Materials and Design Techniques
LTK: What types of materials do you use in your jewelry design?
Martin: My materials range from bone, horn and wood, to agate, chalcedony, Venetian glass and lapis lazuli. I am currently designing a solid amber piece and look forward to working with ruby and emerald in the future. I enjoy working with red coral and pearls and jet. For metals, I use brass, pewter and sterling and have occasionally used vermeil.
In order to keep my paternosters accessible, I most often choose to use pre-made tassels; however, handmade silk tassels are available on my custom work by request.
LTK: Please describe your jewelry design techniques.
Martin: I find inspiration for my pieces primarily from medieval art. Once I choose the combinations of color and materials, I often let them percolate in my mind before beginning on the piece.

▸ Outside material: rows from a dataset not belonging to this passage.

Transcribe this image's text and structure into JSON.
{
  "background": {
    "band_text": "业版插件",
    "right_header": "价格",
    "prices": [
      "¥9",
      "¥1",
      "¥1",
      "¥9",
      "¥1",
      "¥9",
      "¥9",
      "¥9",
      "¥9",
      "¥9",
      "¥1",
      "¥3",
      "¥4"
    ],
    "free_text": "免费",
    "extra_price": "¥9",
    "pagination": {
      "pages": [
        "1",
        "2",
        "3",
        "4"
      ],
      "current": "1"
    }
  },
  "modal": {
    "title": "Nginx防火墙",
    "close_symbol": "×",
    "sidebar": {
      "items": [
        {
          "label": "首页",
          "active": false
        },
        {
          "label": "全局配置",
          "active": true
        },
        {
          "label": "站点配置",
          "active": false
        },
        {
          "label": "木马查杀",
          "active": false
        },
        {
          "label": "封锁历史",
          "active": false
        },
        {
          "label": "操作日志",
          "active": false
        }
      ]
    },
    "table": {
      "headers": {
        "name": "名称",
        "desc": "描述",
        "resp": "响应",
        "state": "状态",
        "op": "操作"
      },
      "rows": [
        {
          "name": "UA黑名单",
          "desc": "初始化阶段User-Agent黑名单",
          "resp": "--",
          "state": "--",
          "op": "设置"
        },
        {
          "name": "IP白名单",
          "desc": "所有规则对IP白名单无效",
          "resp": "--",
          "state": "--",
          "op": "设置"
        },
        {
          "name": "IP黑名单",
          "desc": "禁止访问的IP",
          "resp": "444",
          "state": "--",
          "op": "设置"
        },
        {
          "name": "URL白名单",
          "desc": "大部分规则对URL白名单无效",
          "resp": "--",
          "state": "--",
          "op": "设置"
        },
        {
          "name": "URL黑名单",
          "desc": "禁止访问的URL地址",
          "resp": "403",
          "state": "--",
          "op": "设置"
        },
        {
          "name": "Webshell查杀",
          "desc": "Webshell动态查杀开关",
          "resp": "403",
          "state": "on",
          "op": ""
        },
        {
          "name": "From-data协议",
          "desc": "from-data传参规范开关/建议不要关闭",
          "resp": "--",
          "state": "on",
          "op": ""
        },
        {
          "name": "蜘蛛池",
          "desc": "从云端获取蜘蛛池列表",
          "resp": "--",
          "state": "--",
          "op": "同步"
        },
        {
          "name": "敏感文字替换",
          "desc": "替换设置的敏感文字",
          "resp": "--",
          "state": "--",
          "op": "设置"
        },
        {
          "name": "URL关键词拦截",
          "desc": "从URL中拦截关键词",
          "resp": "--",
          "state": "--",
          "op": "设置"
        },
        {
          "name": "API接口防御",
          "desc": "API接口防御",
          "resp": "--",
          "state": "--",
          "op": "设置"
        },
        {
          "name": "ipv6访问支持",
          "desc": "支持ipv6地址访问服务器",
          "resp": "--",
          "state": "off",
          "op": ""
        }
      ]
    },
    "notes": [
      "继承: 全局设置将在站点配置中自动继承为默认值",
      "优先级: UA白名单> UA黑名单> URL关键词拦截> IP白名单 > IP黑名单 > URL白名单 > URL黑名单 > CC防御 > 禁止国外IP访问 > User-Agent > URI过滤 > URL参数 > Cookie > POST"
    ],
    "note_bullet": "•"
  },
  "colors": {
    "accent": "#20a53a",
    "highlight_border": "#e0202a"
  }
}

Making Historically Accurate Jewelry
LTK: You make historical jewelry. What type of research do you do before designing a piece?
Martin: When designing a piece, I reference my past collected research, first by period, then by region. I have gathered a tremendous amount of knowledge that I use to determine materials (and their availability by region) and constantly seek to add to my reference library.
I make sure that the materials were available and the types of glass beads were accurate. I find that the charm of uneven, handmade or hand cut gemstones, and glass are more appealing to me than today's laser-cut perfection. When the exact materials are unavailable or impractical to use, I choose the next best alternative, trying to maintain the spirit of the piece.
Of course we make pieces too, that are "historically-inspired." But the main thrust of our business is that we can provide the knowledge to make something beyond pretty - we make heirlooms and history come to life.
LTK: How difficult is it to make jewelry historically accurate?
Martin: The hardest part is the struggle regarding the stringing material. Paternosters of the day were often strung loosely and slid up and down as prayers were counted. This creates friction which frays the cord, causing breakage. Many paternosters recorded from the medieval era are missing a bead here and there, as if they were lost when the item "blew out" and then was restrung.
While wire was used to string some rare and expensive paternosters, most often the middle class paternosters were strung from silk. Rare examples exist of paternosters strung on their original material. Museums often discarded original examples when the beads were restrung. There is much debate as to how the stringing material was woven to provide the strongest cord. While I do still string with silk, I have come to rely on modern materials to offer extra support.